* _HOW TO COMPLETE THIS TASK_
When a line of the entries contains "label", please list that line.

---- PROVIDED ENTRIES

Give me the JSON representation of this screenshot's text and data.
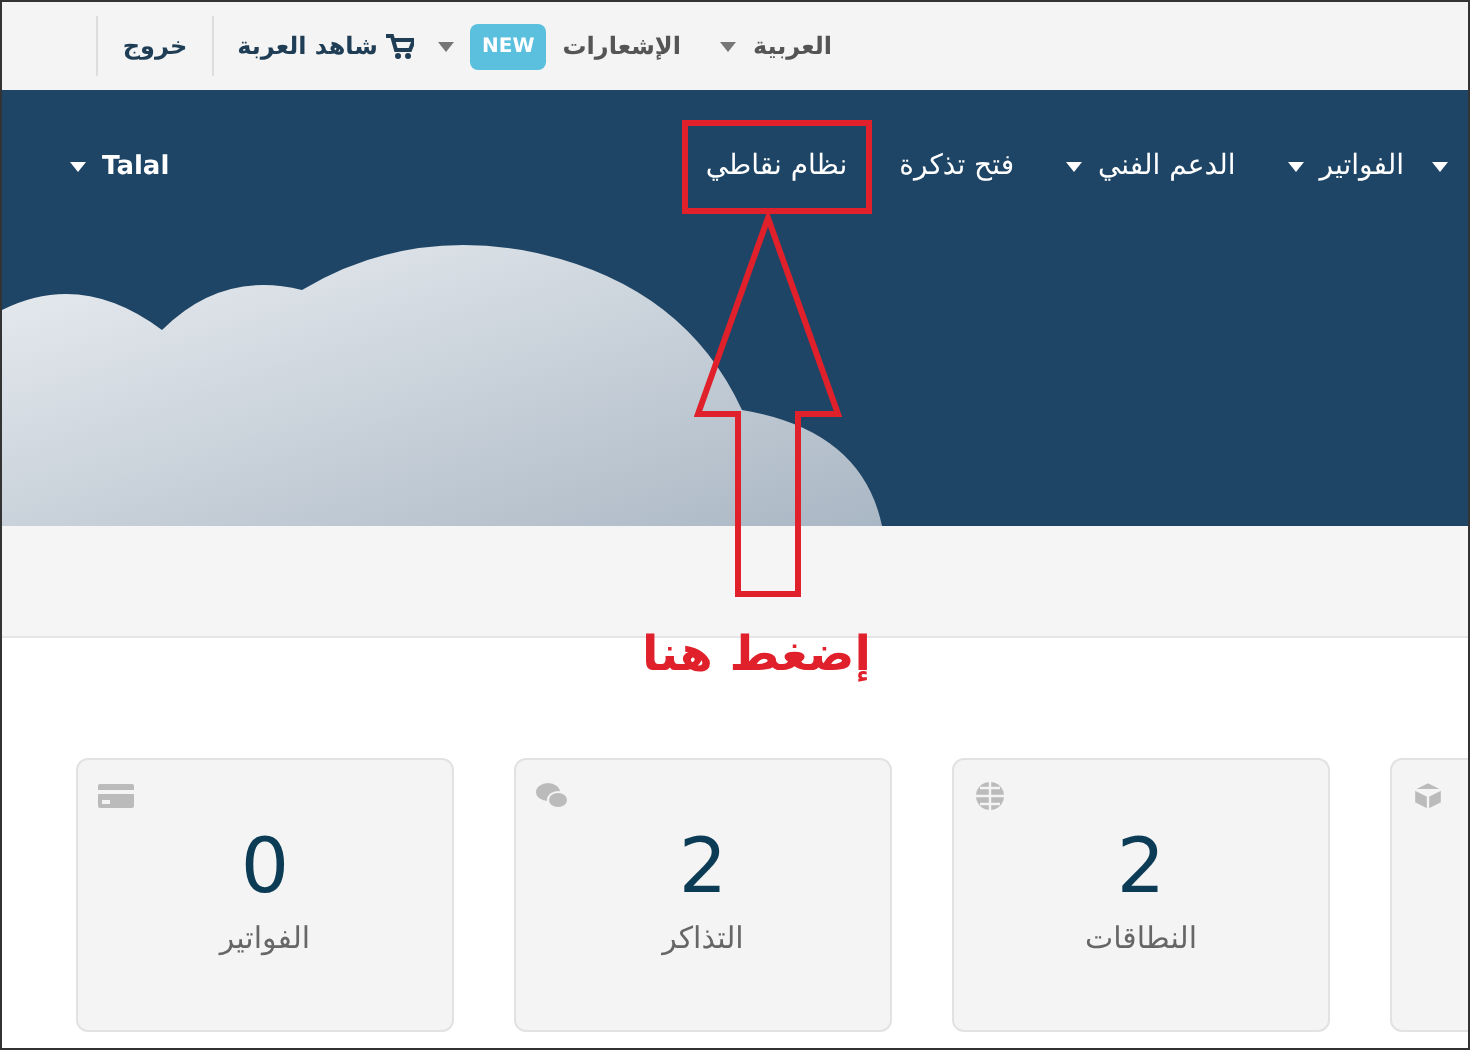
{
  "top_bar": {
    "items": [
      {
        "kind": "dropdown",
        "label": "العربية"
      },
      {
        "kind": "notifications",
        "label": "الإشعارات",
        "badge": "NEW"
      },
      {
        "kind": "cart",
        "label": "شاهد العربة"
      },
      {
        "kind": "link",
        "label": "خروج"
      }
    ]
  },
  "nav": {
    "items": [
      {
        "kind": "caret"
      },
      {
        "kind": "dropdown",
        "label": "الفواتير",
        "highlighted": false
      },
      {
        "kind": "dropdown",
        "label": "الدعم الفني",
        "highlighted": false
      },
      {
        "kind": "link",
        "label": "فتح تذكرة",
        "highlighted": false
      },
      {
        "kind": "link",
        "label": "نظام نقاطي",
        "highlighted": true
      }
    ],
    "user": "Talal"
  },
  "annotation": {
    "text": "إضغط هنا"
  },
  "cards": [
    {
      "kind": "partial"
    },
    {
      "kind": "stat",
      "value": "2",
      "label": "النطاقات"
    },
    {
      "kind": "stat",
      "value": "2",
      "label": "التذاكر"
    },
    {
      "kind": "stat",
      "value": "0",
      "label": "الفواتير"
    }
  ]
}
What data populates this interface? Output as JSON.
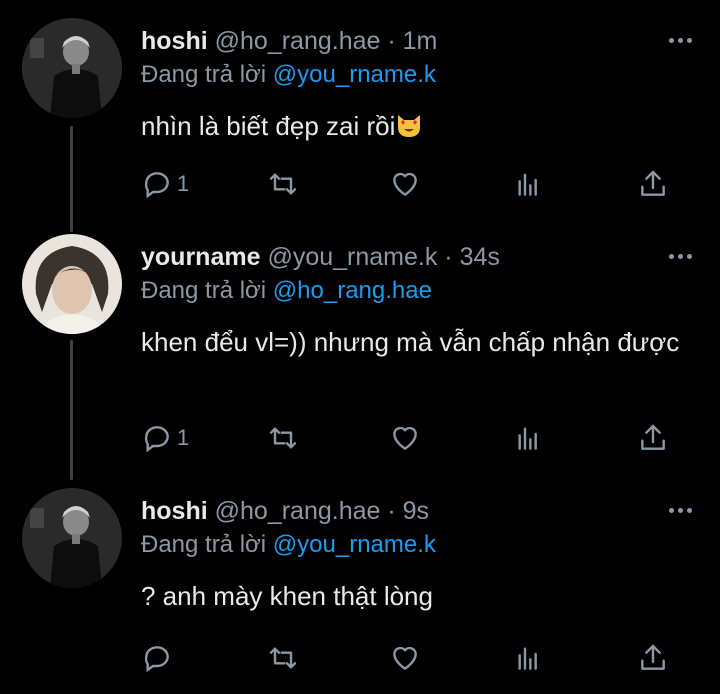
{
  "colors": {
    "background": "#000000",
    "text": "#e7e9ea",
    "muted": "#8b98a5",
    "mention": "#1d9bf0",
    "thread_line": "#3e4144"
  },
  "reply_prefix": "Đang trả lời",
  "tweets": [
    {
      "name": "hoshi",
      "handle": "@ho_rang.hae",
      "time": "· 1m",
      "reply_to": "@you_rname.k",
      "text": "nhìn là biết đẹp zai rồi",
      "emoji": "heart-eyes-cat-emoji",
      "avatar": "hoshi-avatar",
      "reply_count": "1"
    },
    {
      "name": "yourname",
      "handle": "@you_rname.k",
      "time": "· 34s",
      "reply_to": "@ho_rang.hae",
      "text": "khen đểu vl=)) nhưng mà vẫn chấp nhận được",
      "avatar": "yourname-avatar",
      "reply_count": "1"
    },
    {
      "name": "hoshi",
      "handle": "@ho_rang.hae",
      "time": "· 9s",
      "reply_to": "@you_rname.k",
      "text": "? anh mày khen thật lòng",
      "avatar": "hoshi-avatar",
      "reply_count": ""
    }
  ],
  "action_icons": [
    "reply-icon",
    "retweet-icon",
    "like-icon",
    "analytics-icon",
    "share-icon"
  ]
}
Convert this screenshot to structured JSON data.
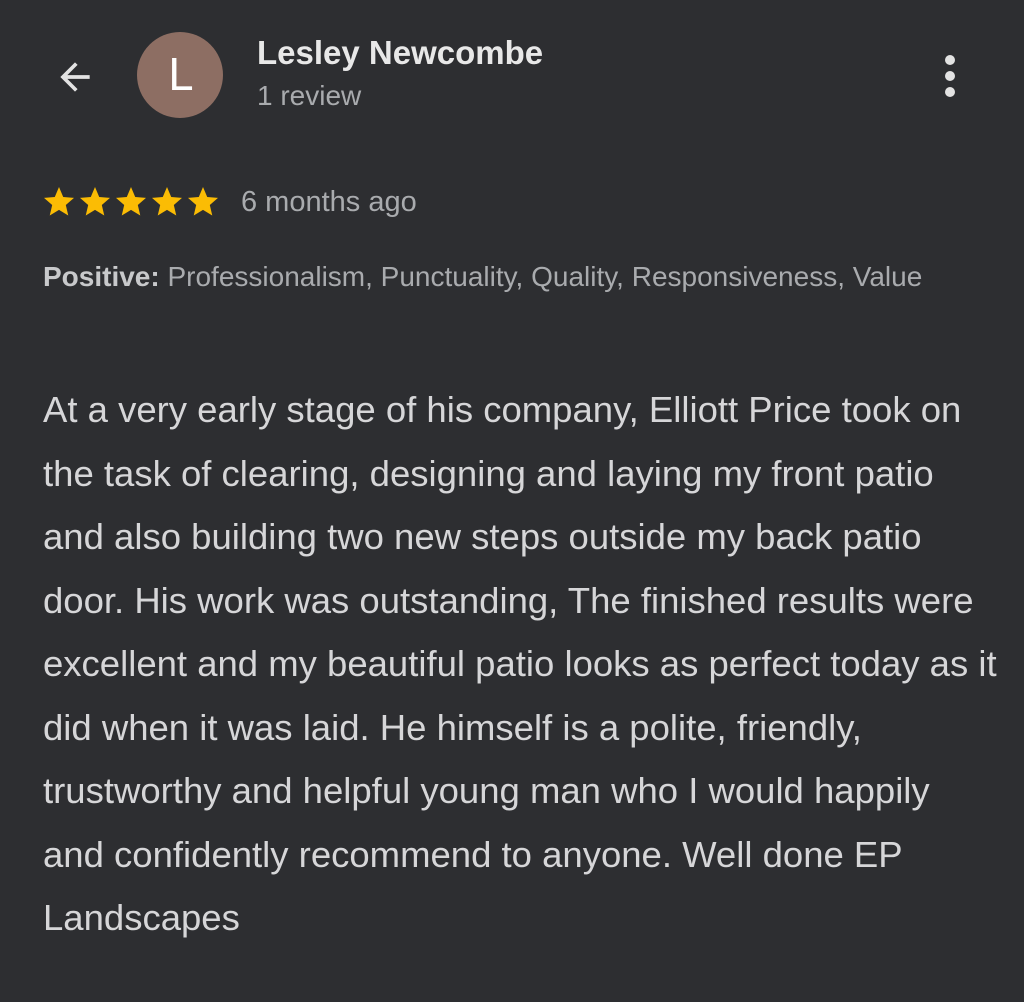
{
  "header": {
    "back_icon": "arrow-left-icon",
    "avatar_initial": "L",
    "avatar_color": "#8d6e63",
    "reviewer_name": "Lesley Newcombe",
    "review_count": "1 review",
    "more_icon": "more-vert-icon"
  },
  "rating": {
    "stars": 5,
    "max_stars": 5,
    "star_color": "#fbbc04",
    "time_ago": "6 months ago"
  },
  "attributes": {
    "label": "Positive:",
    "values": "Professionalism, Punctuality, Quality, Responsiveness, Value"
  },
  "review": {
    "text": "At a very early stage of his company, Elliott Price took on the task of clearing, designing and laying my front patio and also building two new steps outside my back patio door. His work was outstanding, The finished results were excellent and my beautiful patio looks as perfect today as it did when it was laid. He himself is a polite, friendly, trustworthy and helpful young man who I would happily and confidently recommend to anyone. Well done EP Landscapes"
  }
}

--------

* _SOLUTION TO THIS EXERCISE_
        "label": "العربية"
        "label": "الإشعارات",
        "label": "شاهد العربة"
        "label": "خروج"
        "label": "الفواتير",
        "label": "الدعم الفني",
        "label": "فتح تذكرة",
        "label": "نظام نقاطي",
      "label": "النطاقات"
      "label": "التذاكر"
      "label": "الفواتير"
    "label": "Positive:",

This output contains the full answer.